Storming the Capitol in Larson-Olson v. U.S.

Jamison KoehlerLegal Concepts/Principles, Opinions/Cases, Other Criminal Offenses

A close relative told me prior to January 6, 2021 that, but for a prior commitment, he would have joined friends in traveling to D.C. to protest the stolen election.

He spoke warmly of the people who would be making the trip.

If the many phone calls I received prior to January 6 are any indication, then I have no doubt that there were in fact many polite people who “toured” the Capitol building that day. 

My webpage on the “possession of a prohibited weapon in D.C.” was number 1 on google at that time.   So I got a lot of calls from people who, planning their trip, needed to know what to pack. 

Could they bring brass knuckles?  No. 

Could they bring a sawed off shotgun?  No. 

Could they bring a switchblade?  No.

And so on. 

I can also say that, without exception, every person who contacted me prior to that day was polite and respectful.  Many people apologized for taking up my time.   Many even tried to pay me for my advice. 

And every one of them, as far as I am concerned, was seriously deluded. 

Case in point:  Micki Larson-Olson

According to the D.C. Court of Appeals’ recent decision in Larson-Olson v. United States, __ A.3d __ (D.C. 2024), Larson-Olson arrived late to the Capitol grounds.  She testified at trial that, because there were no longer any barriers standing, she did not know that entry onto the scene was prohibited.  After all, notice and criminal intent are both important components of Unlawful Entry.

But entering property against the will of the lawful occupant/owner is only one way to violate the statute.  Remaining on property despite an order to leave is another, and this is where Larson-Olson’s defense fell short. 

According to the opinion, Larson-Olson refused multiple commands by police to leave;  it eventually “took a total of six officers to carry her down three or four flights of stairs as she continued to grab at various handholds to impede their progress.” 

This is where the deluded part comes in. 

Larson-Olson testified at trial that the officers “had no authority” over her because they were agents of an illegitimate government.  Specifically, the officers were employed by “the United States corporation, . . . not the United States for America republic[,] . . . because our nation was hijacked in 1871” and we have “been under admiralty law ever since.” 

So what was she trying to appeal?

The Court quickly rejected her argument that there was insufficient evidence to convict her of Unlawful Entry.  After all, the jury was shown body worn camera footage of her struggle with police as they attempted to eject her, and she herself admitted that, although she “listened” to the officers, she “wasn’t going to comply.”

As for her claim that trial judge Michael O’Keefe was biased against her, it was difficult to disagree with the judge’s assessment that some of her beliefs were “delusional” and “not grounded in any facts.”  And why waste the jury’s time with a trial when she herself admitted the elements of the offense?

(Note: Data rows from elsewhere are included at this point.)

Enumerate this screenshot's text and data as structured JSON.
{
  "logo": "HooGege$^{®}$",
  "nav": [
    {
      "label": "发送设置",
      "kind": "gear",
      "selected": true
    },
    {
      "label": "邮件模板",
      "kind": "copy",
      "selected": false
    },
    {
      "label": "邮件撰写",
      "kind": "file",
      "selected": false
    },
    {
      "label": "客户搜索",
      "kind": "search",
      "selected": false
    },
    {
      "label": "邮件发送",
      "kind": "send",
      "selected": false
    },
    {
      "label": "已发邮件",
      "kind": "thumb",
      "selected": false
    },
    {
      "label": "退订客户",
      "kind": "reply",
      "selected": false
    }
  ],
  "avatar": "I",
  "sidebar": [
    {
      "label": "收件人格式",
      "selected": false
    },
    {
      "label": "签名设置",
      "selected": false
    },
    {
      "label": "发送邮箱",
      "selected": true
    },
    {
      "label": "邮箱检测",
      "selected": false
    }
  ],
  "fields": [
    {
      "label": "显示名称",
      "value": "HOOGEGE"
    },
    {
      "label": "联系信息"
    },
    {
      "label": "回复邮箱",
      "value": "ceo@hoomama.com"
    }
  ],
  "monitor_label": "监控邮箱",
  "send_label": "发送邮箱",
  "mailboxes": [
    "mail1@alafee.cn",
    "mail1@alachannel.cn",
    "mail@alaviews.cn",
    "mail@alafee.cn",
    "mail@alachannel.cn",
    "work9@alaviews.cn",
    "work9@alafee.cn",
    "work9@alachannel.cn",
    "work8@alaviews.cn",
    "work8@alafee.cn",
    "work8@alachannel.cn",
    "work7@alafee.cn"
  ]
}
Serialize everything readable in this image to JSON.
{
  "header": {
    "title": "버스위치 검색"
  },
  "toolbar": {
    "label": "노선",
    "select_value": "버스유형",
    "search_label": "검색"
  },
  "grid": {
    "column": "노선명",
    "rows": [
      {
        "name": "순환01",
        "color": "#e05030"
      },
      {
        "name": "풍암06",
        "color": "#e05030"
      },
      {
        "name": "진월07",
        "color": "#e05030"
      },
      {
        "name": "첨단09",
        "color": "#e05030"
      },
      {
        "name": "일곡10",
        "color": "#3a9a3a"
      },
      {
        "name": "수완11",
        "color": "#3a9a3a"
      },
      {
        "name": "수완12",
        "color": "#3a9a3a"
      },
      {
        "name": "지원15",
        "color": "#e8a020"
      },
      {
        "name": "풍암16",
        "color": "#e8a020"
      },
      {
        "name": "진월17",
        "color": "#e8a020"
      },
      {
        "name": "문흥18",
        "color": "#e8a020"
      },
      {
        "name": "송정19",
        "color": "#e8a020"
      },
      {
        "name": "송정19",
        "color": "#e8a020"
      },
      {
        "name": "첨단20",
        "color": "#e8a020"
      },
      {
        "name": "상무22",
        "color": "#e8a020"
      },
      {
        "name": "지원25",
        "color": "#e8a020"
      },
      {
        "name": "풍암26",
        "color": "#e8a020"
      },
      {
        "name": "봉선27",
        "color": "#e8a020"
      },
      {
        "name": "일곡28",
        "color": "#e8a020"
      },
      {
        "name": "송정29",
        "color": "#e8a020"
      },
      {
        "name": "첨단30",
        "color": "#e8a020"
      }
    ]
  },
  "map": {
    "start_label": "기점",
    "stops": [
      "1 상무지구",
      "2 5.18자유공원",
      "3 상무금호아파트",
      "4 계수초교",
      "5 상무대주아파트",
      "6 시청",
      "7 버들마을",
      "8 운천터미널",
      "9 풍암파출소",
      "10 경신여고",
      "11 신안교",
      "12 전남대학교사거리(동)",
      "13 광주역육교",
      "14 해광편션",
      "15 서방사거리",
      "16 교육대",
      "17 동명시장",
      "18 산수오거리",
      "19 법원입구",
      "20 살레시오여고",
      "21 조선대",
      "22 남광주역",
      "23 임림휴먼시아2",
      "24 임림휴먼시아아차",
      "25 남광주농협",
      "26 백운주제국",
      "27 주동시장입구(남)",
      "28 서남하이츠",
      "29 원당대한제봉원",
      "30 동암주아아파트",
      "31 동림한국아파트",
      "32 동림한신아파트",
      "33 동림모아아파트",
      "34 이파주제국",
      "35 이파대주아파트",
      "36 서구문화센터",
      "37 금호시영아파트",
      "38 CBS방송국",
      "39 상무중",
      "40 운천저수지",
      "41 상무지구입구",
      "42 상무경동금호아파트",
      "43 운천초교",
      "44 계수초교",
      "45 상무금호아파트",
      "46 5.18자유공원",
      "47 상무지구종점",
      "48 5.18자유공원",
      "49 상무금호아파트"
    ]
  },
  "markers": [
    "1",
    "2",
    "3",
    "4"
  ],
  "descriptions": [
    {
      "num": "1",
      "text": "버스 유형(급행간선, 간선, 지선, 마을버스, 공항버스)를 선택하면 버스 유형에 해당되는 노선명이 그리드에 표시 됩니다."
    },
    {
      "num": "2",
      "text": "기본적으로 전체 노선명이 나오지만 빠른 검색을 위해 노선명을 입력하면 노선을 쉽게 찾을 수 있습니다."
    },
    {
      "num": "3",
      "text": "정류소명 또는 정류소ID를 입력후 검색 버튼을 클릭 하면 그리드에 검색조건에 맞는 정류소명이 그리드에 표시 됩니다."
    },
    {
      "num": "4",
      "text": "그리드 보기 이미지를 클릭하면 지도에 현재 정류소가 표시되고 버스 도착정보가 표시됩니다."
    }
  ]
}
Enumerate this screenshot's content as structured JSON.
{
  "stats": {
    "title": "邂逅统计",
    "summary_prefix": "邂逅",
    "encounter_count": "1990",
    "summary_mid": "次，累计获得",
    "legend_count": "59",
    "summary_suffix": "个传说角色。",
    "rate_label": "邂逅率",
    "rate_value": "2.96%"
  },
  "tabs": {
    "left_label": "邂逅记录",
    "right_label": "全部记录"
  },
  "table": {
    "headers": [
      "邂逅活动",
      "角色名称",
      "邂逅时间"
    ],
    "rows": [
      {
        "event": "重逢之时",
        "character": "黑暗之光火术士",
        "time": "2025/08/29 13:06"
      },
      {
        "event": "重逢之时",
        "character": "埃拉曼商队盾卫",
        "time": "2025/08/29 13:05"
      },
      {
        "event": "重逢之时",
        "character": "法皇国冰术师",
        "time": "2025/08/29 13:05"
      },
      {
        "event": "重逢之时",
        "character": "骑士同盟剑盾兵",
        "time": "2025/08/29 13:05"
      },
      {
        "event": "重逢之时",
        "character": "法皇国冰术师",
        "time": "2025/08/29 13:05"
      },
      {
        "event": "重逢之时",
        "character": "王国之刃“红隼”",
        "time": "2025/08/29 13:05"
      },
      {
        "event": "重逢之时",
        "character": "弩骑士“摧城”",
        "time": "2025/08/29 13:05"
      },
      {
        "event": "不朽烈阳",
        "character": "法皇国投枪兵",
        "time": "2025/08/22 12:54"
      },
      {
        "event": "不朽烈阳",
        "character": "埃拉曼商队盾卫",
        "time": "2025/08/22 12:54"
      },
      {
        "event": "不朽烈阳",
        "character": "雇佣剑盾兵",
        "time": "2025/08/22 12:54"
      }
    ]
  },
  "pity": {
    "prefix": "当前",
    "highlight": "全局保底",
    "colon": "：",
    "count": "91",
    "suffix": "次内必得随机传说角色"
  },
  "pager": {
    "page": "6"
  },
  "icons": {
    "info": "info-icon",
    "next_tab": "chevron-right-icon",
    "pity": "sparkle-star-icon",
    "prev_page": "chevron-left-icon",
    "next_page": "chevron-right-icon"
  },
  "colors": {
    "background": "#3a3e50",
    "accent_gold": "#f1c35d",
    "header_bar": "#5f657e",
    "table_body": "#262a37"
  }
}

Finally, the court did not find that, by imposing the maximum sentence of 180 days of incarceration, the judge was seeking to punish her for exercising her constitutional right to trial:  The flipside of the ability to reward a defendant for acceptance of responsibility is the discretion to “withhold leniency from others who appear less deserving.”  Coles v. United States, 682 A.2d 167, 169 (D.C. 1996). 

Attorney Dan Dorsey represented Larson-Olson at trial.  Anne Keith Walton represented her on appeal.